Assignment:
Write out the whole listing exactly; no images belong in it.

Records shown:
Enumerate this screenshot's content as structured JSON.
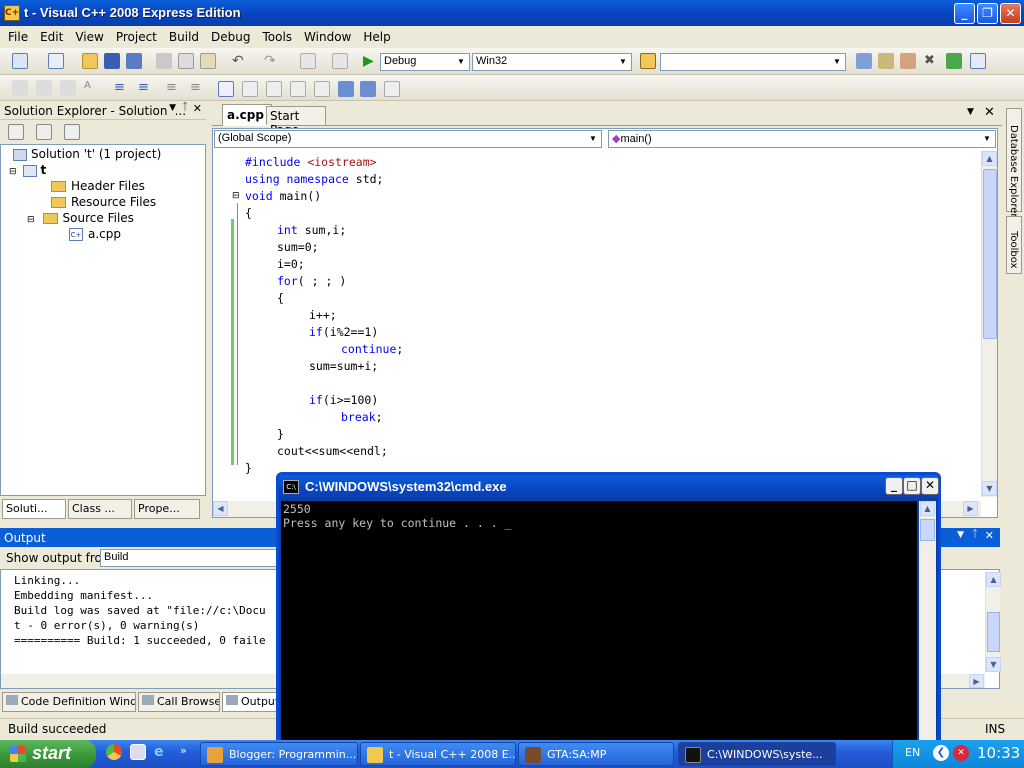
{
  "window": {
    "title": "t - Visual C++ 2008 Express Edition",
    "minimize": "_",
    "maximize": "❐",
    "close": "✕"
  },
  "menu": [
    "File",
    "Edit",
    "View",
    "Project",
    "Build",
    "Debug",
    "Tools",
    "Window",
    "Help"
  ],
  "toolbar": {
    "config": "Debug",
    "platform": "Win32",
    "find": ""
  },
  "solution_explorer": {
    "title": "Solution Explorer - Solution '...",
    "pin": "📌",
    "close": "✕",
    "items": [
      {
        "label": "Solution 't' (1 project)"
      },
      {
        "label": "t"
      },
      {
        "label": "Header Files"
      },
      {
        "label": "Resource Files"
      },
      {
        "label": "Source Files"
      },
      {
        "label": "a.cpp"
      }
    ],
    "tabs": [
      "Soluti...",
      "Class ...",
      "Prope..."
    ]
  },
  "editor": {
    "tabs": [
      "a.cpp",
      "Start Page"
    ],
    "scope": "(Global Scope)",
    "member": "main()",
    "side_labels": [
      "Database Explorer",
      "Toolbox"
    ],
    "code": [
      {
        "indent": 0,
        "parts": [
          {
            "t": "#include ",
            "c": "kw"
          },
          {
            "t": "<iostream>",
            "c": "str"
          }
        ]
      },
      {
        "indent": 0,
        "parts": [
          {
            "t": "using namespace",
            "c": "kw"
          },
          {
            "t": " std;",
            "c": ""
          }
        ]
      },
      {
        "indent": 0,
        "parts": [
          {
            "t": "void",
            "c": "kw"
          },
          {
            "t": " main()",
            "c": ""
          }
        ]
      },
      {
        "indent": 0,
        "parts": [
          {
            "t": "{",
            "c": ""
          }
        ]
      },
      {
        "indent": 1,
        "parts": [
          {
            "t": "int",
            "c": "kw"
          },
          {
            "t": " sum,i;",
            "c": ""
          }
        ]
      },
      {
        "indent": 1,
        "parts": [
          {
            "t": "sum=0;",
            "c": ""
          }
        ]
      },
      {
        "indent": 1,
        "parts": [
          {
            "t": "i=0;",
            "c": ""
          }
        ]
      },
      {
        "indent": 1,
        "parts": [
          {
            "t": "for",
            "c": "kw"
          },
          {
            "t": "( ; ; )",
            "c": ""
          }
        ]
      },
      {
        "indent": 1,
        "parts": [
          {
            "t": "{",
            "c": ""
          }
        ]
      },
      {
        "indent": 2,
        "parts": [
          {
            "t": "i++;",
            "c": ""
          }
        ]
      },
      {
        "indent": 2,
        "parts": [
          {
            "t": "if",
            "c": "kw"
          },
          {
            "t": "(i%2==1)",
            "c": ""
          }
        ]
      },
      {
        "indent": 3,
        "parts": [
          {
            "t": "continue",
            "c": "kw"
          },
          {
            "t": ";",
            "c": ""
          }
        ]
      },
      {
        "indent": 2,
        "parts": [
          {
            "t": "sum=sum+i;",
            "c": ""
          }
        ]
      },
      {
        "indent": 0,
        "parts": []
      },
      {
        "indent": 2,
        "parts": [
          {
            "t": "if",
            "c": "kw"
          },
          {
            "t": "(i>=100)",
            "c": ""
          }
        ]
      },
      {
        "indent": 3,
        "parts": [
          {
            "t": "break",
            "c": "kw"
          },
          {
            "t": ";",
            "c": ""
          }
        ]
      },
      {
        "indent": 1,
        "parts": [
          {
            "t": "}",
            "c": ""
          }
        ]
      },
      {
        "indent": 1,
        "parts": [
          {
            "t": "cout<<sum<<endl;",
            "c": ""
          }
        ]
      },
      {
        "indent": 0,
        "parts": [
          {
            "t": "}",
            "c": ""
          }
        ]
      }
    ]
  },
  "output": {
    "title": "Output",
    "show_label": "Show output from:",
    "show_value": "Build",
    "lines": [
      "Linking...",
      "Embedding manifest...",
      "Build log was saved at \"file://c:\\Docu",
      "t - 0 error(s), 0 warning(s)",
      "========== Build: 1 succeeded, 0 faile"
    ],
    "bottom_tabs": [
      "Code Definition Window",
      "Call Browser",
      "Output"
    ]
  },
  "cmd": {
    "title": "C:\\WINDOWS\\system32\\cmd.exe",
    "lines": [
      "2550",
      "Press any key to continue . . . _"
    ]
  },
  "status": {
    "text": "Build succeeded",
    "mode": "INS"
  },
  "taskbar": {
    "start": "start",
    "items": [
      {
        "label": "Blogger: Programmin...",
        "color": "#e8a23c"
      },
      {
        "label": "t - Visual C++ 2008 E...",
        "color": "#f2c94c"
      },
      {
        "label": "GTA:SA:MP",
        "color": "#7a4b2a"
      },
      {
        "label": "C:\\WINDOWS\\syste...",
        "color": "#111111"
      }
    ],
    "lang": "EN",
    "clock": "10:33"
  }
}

Exercise answer:
Enumerate this screenshot's content as structured JSON.
{
  "window": {
    "title": "t - Visual C++ 2008 Express Edition",
    "minimize": "_",
    "maximize": "❐",
    "close": "✕"
  },
  "menu": [
    "File",
    "Edit",
    "View",
    "Project",
    "Build",
    "Debug",
    "Tools",
    "Window",
    "Help"
  ],
  "toolbar": {
    "config": "Debug",
    "platform": "Win32",
    "find": ""
  },
  "solution_explorer": {
    "title": "Solution Explorer - Solution '...",
    "pin": "📌",
    "close": "✕",
    "items": [
      {
        "label": "Solution 't' (1 project)"
      },
      {
        "label": "t"
      },
      {
        "label": "Header Files"
      },
      {
        "label": "Resource Files"
      },
      {
        "label": "Source Files"
      },
      {
        "label": "a.cpp"
      }
    ],
    "tabs": [
      "Soluti...",
      "Class ...",
      "Prope..."
    ]
  },
  "editor": {
    "tabs": [
      "a.cpp",
      "Start Page"
    ],
    "scope": "(Global Scope)",
    "member": "main()",
    "side_labels": [
      "Database Explorer",
      "Toolbox"
    ],
    "code": [
      {
        "indent": 0,
        "parts": [
          {
            "t": "#include ",
            "c": "kw"
          },
          {
            "t": "<iostream>",
            "c": "str"
          }
        ]
      },
      {
        "indent": 0,
        "parts": [
          {
            "t": "using namespace",
            "c": "kw"
          },
          {
            "t": " std;",
            "c": ""
          }
        ]
      },
      {
        "indent": 0,
        "parts": [
          {
            "t": "void",
            "c": "kw"
          },
          {
            "t": " main()",
            "c": ""
          }
        ]
      },
      {
        "indent": 0,
        "parts": [
          {
            "t": "{",
            "c": ""
          }
        ]
      },
      {
        "indent": 1,
        "parts": [
          {
            "t": "int",
            "c": "kw"
          },
          {
            "t": " sum,i;",
            "c": ""
          }
        ]
      },
      {
        "indent": 1,
        "parts": [
          {
            "t": "sum=0;",
            "c": ""
          }
        ]
      },
      {
        "indent": 1,
        "parts": [
          {
            "t": "i=0;",
            "c": ""
          }
        ]
      },
      {
        "indent": 1,
        "parts": [
          {
            "t": "for",
            "c": "kw"
          },
          {
            "t": "( ; ; )",
            "c": ""
          }
        ]
      },
      {
        "indent": 1,
        "parts": [
          {
            "t": "{",
            "c": ""
          }
        ]
      },
      {
        "indent": 2,
        "parts": [
          {
            "t": "i++;",
            "c": ""
          }
        ]
      },
      {
        "indent": 2,
        "parts": [
          {
            "t": "if",
            "c": "kw"
          },
          {
            "t": "(i%2==1)",
            "c": ""
          }
        ]
      },
      {
        "indent": 3,
        "parts": [
          {
            "t": "continue",
            "c": "kw"
          },
          {
            "t": ";",
            "c": ""
          }
        ]
      },
      {
        "indent": 2,
        "parts": [
          {
            "t": "sum=sum+i;",
            "c": ""
          }
        ]
      },
      {
        "indent": 0,
        "parts": []
      },
      {
        "indent": 2,
        "parts": [
          {
            "t": "if",
            "c": "kw"
          },
          {
            "t": "(i>=100)",
            "c": ""
          }
        ]
      },
      {
        "indent": 3,
        "parts": [
          {
            "t": "break",
            "c": "kw"
          },
          {
            "t": ";",
            "c": ""
          }
        ]
      },
      {
        "indent": 1,
        "parts": [
          {
            "t": "}",
            "c": ""
          }
        ]
      },
      {
        "indent": 1,
        "parts": [
          {
            "t": "cout<<sum<<endl;",
            "c": ""
          }
        ]
      },
      {
        "indent": 0,
        "parts": [
          {
            "t": "}",
            "c": ""
          }
        ]
      }
    ]
  },
  "output": {
    "title": "Output",
    "show_label": "Show output from:",
    "show_value": "Build",
    "lines": [
      "Linking...",
      "Embedding manifest...",
      "Build log was saved at \"file://c:\\Docu",
      "t - 0 error(s), 0 warning(s)",
      "========== Build: 1 succeeded, 0 faile"
    ],
    "bottom_tabs": [
      "Code Definition Window",
      "Call Browser",
      "Output"
    ]
  },
  "cmd": {
    "title": "C:\\WINDOWS\\system32\\cmd.exe",
    "lines": [
      "2550",
      "Press any key to continue . . . _"
    ]
  },
  "status": {
    "text": "Build succeeded",
    "mode": "INS"
  },
  "taskbar": {
    "start": "start",
    "items": [
      {
        "label": "Blogger: Programmin...",
        "color": "#e8a23c"
      },
      {
        "label": "t - Visual C++ 2008 E...",
        "color": "#f2c94c"
      },
      {
        "label": "GTA:SA:MP",
        "color": "#7a4b2a"
      },
      {
        "label": "C:\\WINDOWS\\syste...",
        "color": "#111111"
      }
    ],
    "lang": "EN",
    "clock": "10:33"
  }
}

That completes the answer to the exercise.